The same fit lasted in the parking lot, up the stairs and to the outside door of the restaurant. She screamed, and jumped up and down, and cried. When she scraped her leg on the stairs (while jumping up and down) she yelled “you’re hurting me,” her immediate response to any pain she causes herself in a fit (again, I know this because I have experienced it- a lot). She continued to throw a fit while a customer inside (unbeknownst to me at the time) essentially told the waitress that I must be outside beating my child (which I assure you, I was not). The same customer who turned completely around in her chair to glare at me when I walked in with a crying child. The same customer who maintained eye contact while I took my daughter to the bathroom (despite me literally saying to her, “she’s having a fit, you can stop staring at me”), and continued to stare as we came out of the bathroom. That lady – doesn’t know my child (or me), and I sure wish she wouldn’t have passed judgement on a situation she knew nothing about. If she only knew how many times people have done something similar to my daughter (or me), and, that it hurts.
The customer didn’t know that because we took our daughter to a Jojo concert in Chicago the day before, she had slept in the car on the way home and therefore didn’t sleep well during the night. She was tired and that is the main ingredient for a full-blown fit. Instead, she passed judgement on her – and me as a mom.
When I hear a child scream in public, I look the other way. The last thing a parent needs is a look of disgust from a stranger on top of an already totally exhausting parenting experience. Thank you to the couple who sat next to us (and we later ran into at the grocery store as my girls were laughing and skipping while they raced to the shopping cart) and smiled at us, chatting between bites (of applesauce of course); and thank you to the waitress who brought both of the girls a surprise bowl of ice cream at the end of our lunch (as an apology for the very obvious and foul way the customer had reacted). The next time you see a screaming/crying/fit-throwing child (assuming the child is not in eminent danger), please, don’t try to help, don’t stare and do not judge.

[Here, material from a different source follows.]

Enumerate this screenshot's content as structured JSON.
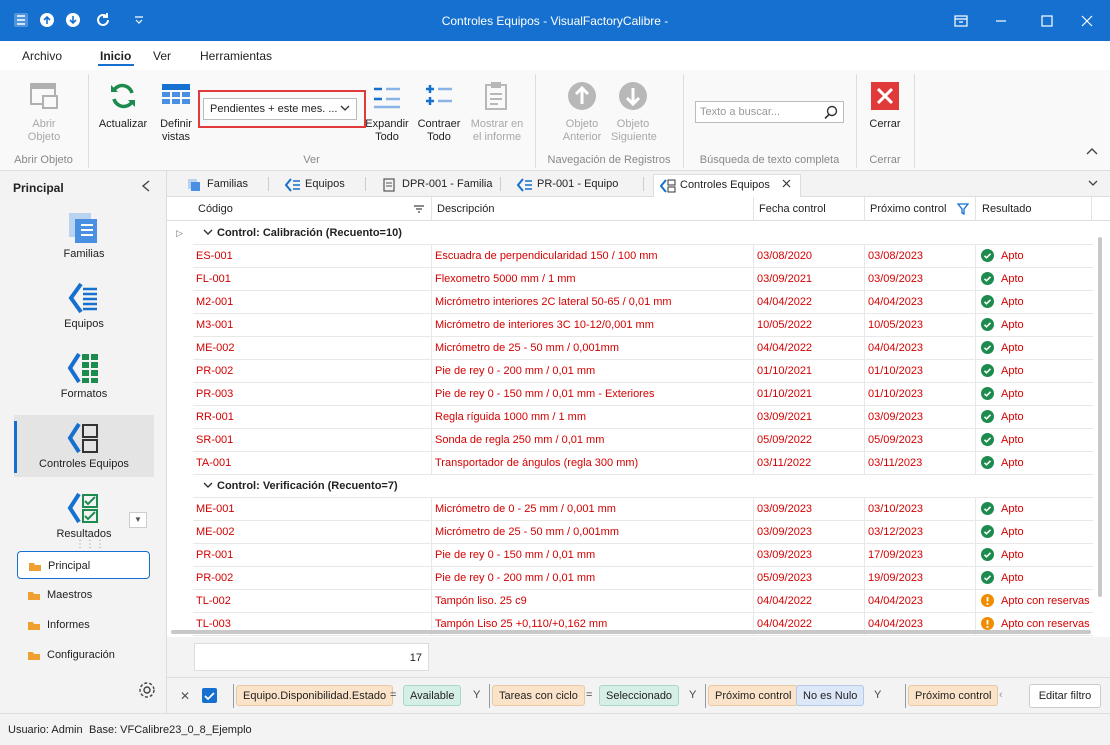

You have no idea what is going on, but just know that the child (AND his/her mom/dad/sister/brother/papa) is exhausted – please, just look away.
© 2019 Lauren Johnson; http://livingthroughherlegacy.com